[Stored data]
= Beginning of Section =

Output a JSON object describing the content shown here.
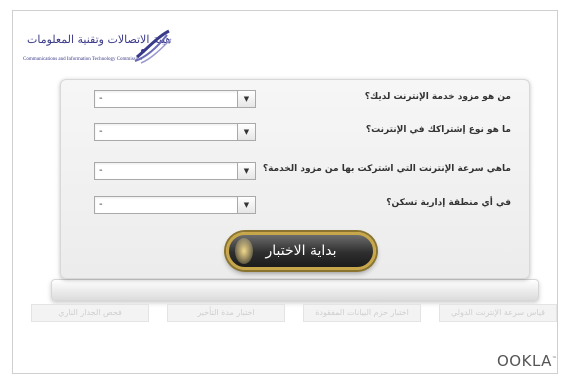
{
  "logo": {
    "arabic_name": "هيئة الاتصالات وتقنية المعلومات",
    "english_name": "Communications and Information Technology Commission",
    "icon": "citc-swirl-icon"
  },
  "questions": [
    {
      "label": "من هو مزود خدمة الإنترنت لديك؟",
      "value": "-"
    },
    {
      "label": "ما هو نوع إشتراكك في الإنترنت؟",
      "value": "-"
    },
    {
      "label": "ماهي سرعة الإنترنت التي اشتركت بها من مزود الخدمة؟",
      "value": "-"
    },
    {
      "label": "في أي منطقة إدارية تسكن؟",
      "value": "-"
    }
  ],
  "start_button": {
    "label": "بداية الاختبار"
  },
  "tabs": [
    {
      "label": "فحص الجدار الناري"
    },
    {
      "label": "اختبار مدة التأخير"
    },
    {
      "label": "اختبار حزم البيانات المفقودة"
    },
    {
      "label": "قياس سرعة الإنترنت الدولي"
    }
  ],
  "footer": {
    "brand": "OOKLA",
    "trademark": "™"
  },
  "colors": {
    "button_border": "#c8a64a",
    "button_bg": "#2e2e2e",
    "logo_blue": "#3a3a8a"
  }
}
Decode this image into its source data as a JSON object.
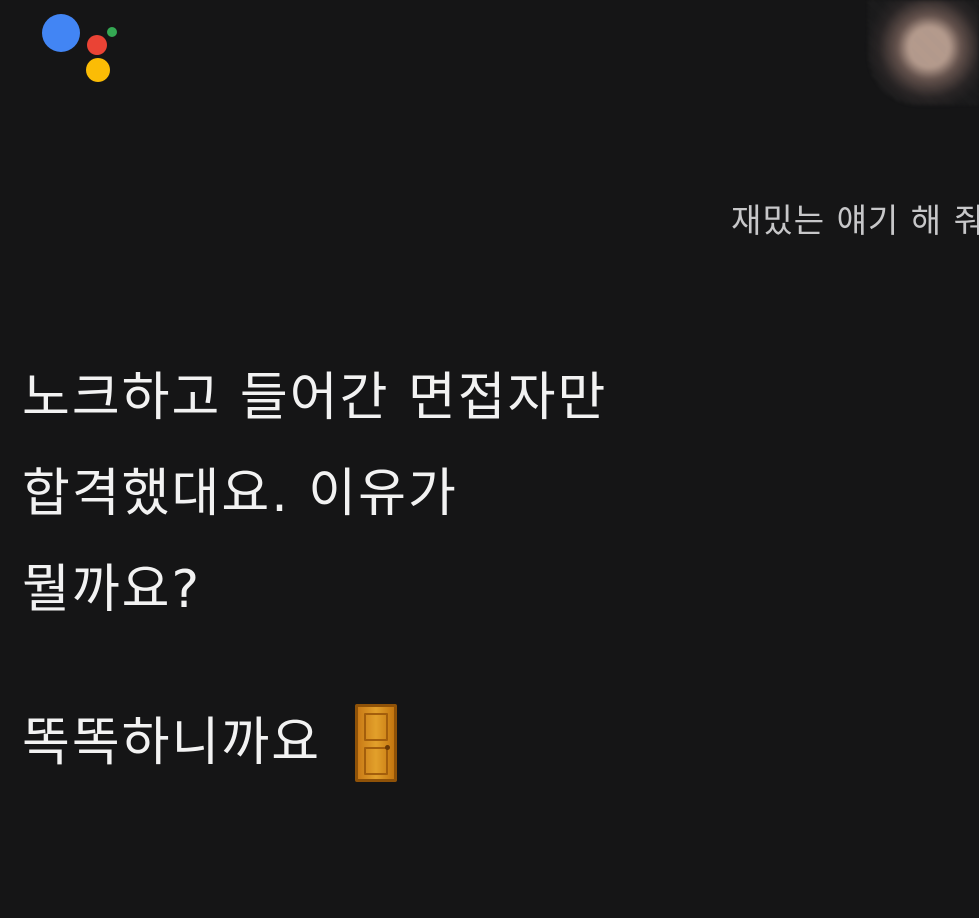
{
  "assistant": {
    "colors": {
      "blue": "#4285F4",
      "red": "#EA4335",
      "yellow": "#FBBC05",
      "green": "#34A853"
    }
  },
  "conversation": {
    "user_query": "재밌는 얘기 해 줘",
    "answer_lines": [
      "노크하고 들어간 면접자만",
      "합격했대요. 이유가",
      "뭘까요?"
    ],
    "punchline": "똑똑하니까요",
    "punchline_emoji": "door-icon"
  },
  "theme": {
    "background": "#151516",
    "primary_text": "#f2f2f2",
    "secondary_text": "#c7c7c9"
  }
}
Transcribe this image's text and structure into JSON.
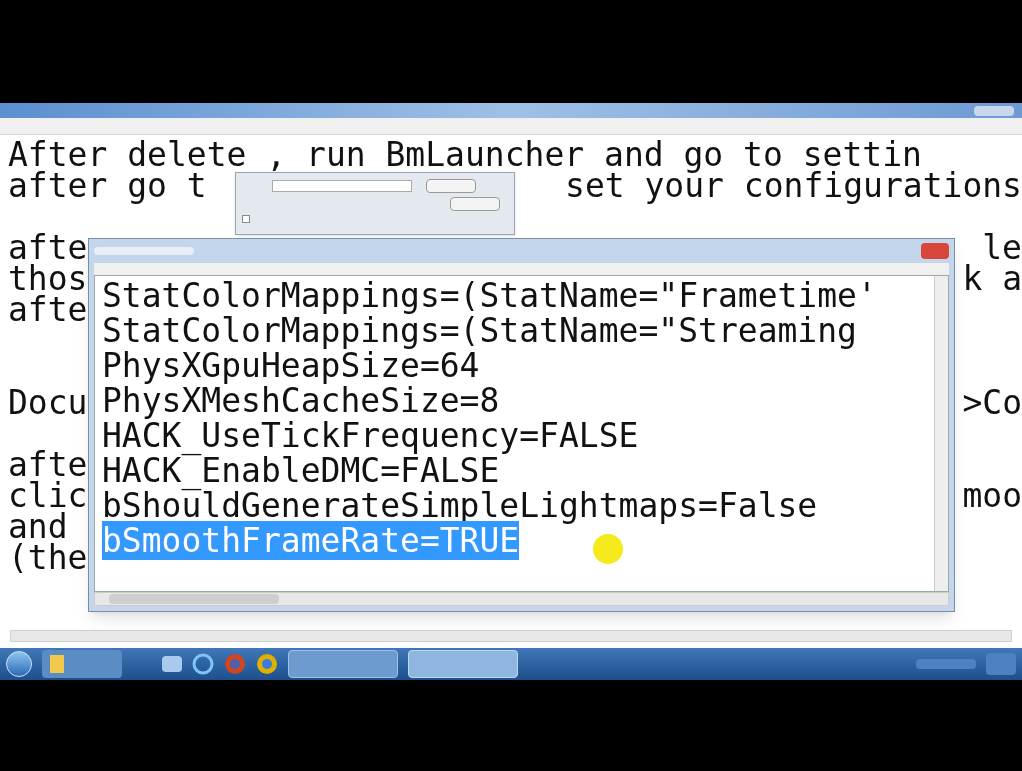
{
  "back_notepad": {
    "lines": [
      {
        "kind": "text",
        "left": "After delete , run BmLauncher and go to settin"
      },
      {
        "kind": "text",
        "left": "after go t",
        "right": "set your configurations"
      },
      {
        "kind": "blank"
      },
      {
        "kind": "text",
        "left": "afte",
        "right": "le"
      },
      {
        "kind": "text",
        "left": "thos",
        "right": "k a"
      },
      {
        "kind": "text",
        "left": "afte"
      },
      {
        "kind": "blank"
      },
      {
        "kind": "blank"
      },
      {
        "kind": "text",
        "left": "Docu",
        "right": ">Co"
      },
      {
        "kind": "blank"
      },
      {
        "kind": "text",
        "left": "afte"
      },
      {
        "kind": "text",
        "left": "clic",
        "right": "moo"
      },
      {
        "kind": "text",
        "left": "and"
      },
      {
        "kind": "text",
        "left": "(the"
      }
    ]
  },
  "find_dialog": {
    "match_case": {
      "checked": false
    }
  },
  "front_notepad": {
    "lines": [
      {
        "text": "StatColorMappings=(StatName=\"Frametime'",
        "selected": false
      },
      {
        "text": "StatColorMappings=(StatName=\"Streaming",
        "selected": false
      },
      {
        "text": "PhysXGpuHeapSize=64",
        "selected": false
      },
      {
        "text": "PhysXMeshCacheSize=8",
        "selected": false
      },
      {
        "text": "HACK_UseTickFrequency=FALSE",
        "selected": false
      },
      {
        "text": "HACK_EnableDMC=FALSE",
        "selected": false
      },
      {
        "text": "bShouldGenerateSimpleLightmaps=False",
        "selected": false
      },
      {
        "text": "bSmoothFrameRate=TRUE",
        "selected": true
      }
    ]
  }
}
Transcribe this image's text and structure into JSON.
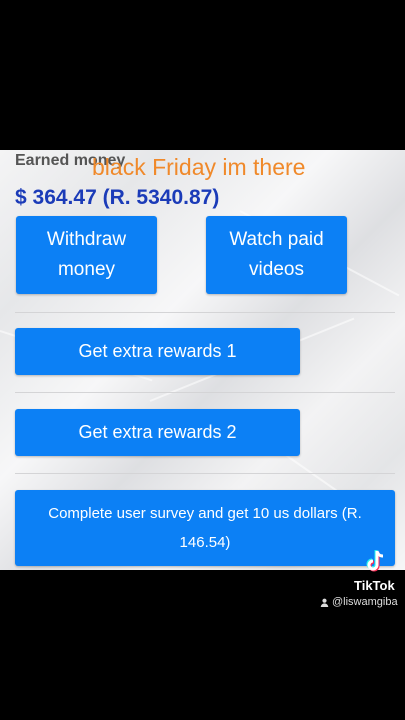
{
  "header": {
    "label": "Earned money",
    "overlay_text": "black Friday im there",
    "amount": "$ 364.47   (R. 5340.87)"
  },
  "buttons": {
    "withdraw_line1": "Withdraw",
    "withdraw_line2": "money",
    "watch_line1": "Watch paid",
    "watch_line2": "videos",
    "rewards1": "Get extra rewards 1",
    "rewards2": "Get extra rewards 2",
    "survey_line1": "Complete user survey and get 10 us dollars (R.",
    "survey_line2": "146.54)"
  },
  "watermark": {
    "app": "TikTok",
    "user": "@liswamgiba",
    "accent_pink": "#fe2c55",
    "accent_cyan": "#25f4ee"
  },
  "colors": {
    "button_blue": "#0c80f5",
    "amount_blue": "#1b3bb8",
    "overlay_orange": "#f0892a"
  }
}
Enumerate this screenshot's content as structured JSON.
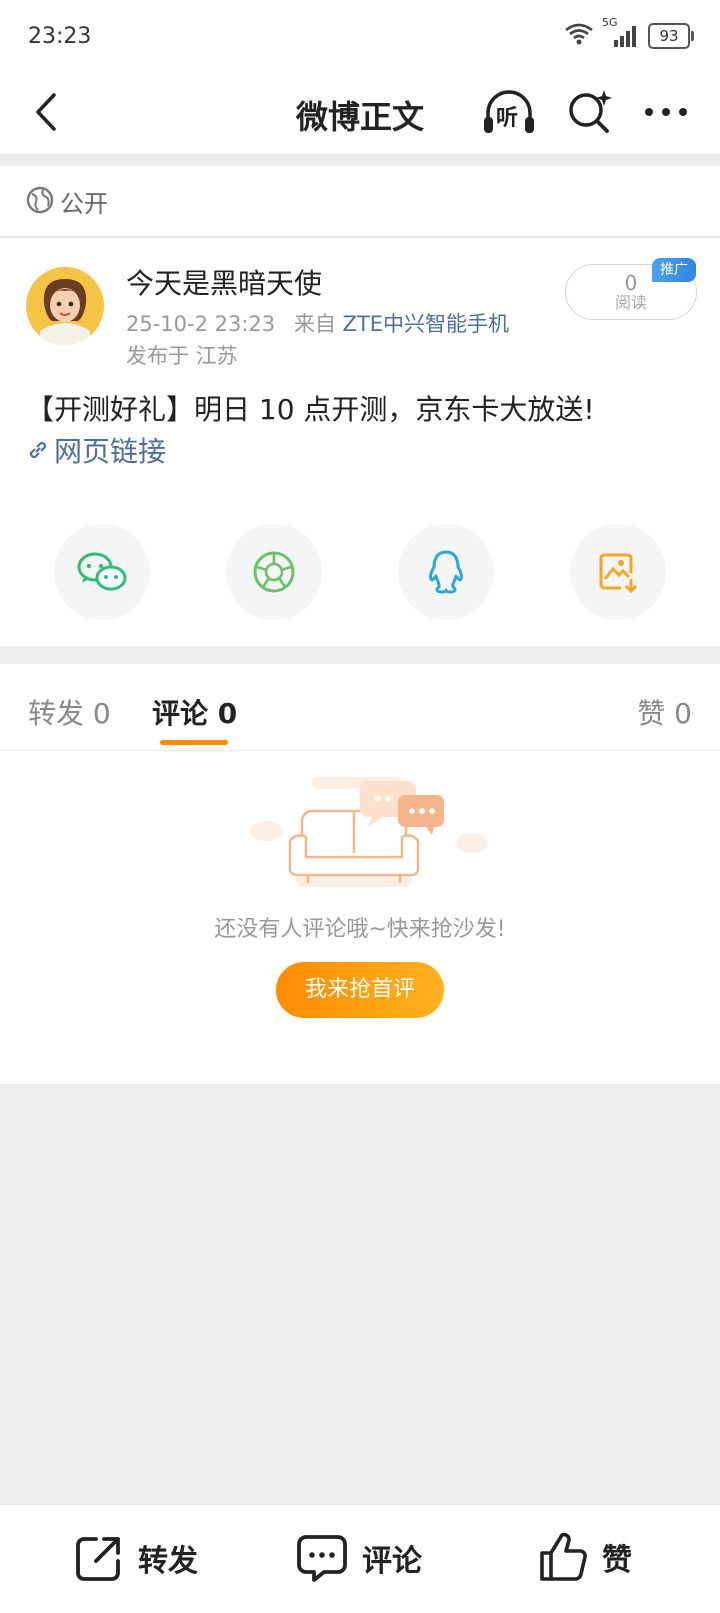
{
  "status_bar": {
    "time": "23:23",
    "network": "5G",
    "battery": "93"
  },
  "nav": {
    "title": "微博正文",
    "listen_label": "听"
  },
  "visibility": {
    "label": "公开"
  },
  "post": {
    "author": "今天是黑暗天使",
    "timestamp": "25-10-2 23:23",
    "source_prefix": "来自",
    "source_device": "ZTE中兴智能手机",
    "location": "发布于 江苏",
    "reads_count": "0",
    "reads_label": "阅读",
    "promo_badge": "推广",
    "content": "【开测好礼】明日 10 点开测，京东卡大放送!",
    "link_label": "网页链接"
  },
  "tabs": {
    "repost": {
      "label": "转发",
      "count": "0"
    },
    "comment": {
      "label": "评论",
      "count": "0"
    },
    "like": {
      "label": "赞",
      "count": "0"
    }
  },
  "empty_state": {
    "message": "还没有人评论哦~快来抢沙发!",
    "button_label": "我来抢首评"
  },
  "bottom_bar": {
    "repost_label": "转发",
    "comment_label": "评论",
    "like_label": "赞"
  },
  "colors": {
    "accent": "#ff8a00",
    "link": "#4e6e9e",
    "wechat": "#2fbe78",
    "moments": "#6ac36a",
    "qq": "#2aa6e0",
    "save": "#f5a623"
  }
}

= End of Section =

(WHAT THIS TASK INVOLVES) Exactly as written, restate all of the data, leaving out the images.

(WRITTEN RESPONSE)
Output a JSON object describing the content shown here.
{
  "logo": {
    "arabic_name": "هيئة الاتصالات وتقنية المعلومات",
    "english_name": "Communications and Information Technology Commission",
    "icon": "citc-swirl-icon"
  },
  "questions": [
    {
      "label": "من هو مزود خدمة الإنترنت لديك؟",
      "value": "-"
    },
    {
      "label": "ما هو نوع إشتراكك في الإنترنت؟",
      "value": "-"
    },
    {
      "label": "ماهي سرعة الإنترنت التي اشتركت بها من مزود الخدمة؟",
      "value": "-"
    },
    {
      "label": "في أي منطقة إدارية تسكن؟",
      "value": "-"
    }
  ],
  "start_button": {
    "label": "بداية الاختبار"
  },
  "tabs": [
    {
      "label": "فحص الجدار الناري"
    },
    {
      "label": "اختبار مدة التأخير"
    },
    {
      "label": "اختبار حزم البيانات المفقودة"
    },
    {
      "label": "قياس سرعة الإنترنت الدولي"
    }
  ],
  "footer": {
    "brand": "OOKLA",
    "trademark": "™"
  },
  "colors": {
    "button_border": "#c8a64a",
    "button_bg": "#2e2e2e",
    "logo_blue": "#3a3a8a"
  }
}
Decode this image into its source data as a JSON object.
{
  "assistant": {
    "colors": {
      "blue": "#4285F4",
      "red": "#EA4335",
      "yellow": "#FBBC05",
      "green": "#34A853"
    }
  },
  "conversation": {
    "user_query": "재밌는 얘기 해 줘",
    "answer_lines": [
      "노크하고 들어간 면접자만",
      "합격했대요. 이유가",
      "뭘까요?"
    ],
    "punchline": "똑똑하니까요",
    "punchline_emoji": "door-icon"
  },
  "theme": {
    "background": "#151516",
    "primary_text": "#f2f2f2",
    "secondary_text": "#c7c7c9"
  }
}
Transcribe this image's text and structure into JSON.
{
  "back_notepad": {
    "lines": [
      {
        "kind": "text",
        "left": "After delete , run BmLauncher and go to settin"
      },
      {
        "kind": "text",
        "left": "after go t",
        "right": "set your configurations"
      },
      {
        "kind": "blank"
      },
      {
        "kind": "text",
        "left": "afte",
        "right": "le"
      },
      {
        "kind": "text",
        "left": "thos",
        "right": "k a"
      },
      {
        "kind": "text",
        "left": "afte"
      },
      {
        "kind": "blank"
      },
      {
        "kind": "blank"
      },
      {
        "kind": "text",
        "left": "Docu",
        "right": ">Co"
      },
      {
        "kind": "blank"
      },
      {
        "kind": "text",
        "left": "afte"
      },
      {
        "kind": "text",
        "left": "clic",
        "right": "moo"
      },
      {
        "kind": "text",
        "left": "and"
      },
      {
        "kind": "text",
        "left": "(the"
      }
    ]
  },
  "find_dialog": {
    "match_case": {
      "checked": false
    }
  },
  "front_notepad": {
    "lines": [
      {
        "text": "StatColorMappings=(StatName=\"Frametime'",
        "selected": false
      },
      {
        "text": "StatColorMappings=(StatName=\"Streaming",
        "selected": false
      },
      {
        "text": "PhysXGpuHeapSize=64",
        "selected": false
      },
      {
        "text": "PhysXMeshCacheSize=8",
        "selected": false
      },
      {
        "text": "HACK_UseTickFrequency=FALSE",
        "selected": false
      },
      {
        "text": "HACK_EnableDMC=FALSE",
        "selected": false
      },
      {
        "text": "bShouldGenerateSimpleLightmaps=False",
        "selected": false
      },
      {
        "text": "bSmoothFrameRate=TRUE",
        "selected": true
      }
    ]
  }
}
Transcribe this image's text and structure into JSON.
{
  "header": {
    "label": "Earned money",
    "overlay_text": "black Friday im there",
    "amount": "$ 364.47   (R. 5340.87)"
  },
  "buttons": {
    "withdraw_line1": "Withdraw",
    "withdraw_line2": "money",
    "watch_line1": "Watch paid",
    "watch_line2": "videos",
    "rewards1": "Get extra rewards 1",
    "rewards2": "Get extra rewards 2",
    "survey_line1": "Complete user survey and get 10 us dollars (R.",
    "survey_line2": "146.54)"
  },
  "watermark": {
    "app": "TikTok",
    "user": "@liswamgiba",
    "accent_pink": "#fe2c55",
    "accent_cyan": "#25f4ee"
  },
  "colors": {
    "button_blue": "#0c80f5",
    "amount_blue": "#1b3bb8",
    "overlay_orange": "#f0892a"
  }
}
Enumerate this screenshot's content as structured JSON.
{
  "status_bar": {
    "time": "23:23",
    "network": "5G",
    "battery": "93"
  },
  "nav": {
    "title": "微博正文",
    "listen_label": "听"
  },
  "visibility": {
    "label": "公开"
  },
  "post": {
    "author": "今天是黑暗天使",
    "timestamp": "25-10-2 23:23",
    "source_prefix": "来自",
    "source_device": "ZTE中兴智能手机",
    "location": "发布于 江苏",
    "reads_count": "0",
    "reads_label": "阅读",
    "promo_badge": "推广",
    "content": "【开测好礼】明日 10 点开测，京东卡大放送!",
    "link_label": "网页链接"
  },
  "tabs": {
    "repost": {
      "label": "转发",
      "count": "0"
    },
    "comment": {
      "label": "评论",
      "count": "0"
    },
    "like": {
      "label": "赞",
      "count": "0"
    }
  },
  "empty_state": {
    "message": "还没有人评论哦~快来抢沙发!",
    "button_label": "我来抢首评"
  },
  "bottom_bar": {
    "repost_label": "转发",
    "comment_label": "评论",
    "like_label": "赞"
  },
  "colors": {
    "accent": "#ff8a00",
    "link": "#4e6e9e",
    "wechat": "#2fbe78",
    "moments": "#6ac36a",
    "qq": "#2aa6e0",
    "save": "#f5a623"
  }
}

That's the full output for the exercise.